Hot damn. This 573-pound firework basically fills the entire night’s sky with explosions so ridiculously huge and, like, everywhere that it’s almost unbelievable. One second you’re just watching normal fireworks go off, and then the next, you’re being blinded with the most insane 5-second light show your eyes will probably ever see.
Mark your calendars for fireworks, Earthlings. And no, I’m not talking about the little peonies you’re shooting off the back deck tonight. Astronomers have wised up to a much more epic light show that’s going down 5,000 light years away. And in 2018, it’s coming to a telescope near you.

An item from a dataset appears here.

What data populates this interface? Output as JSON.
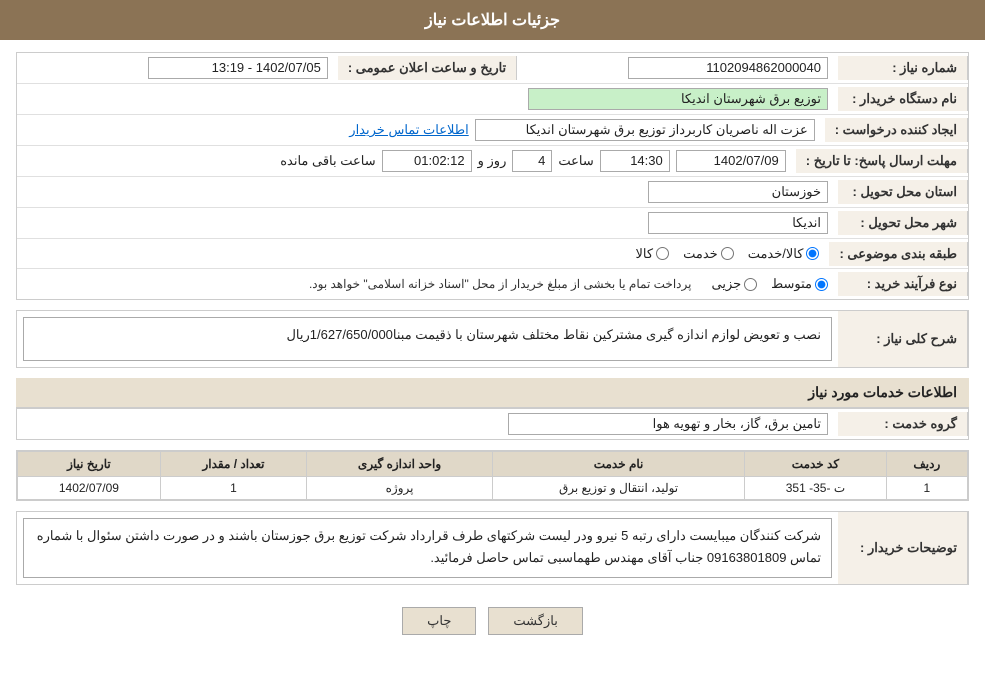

It’s that time of year again, when you find yourself driving furiously across state lines because your puritanical lawmakers don’t want you sparking up some Black Cats in your backyard. Before you go, check this list of the fireworks that are allowed near you.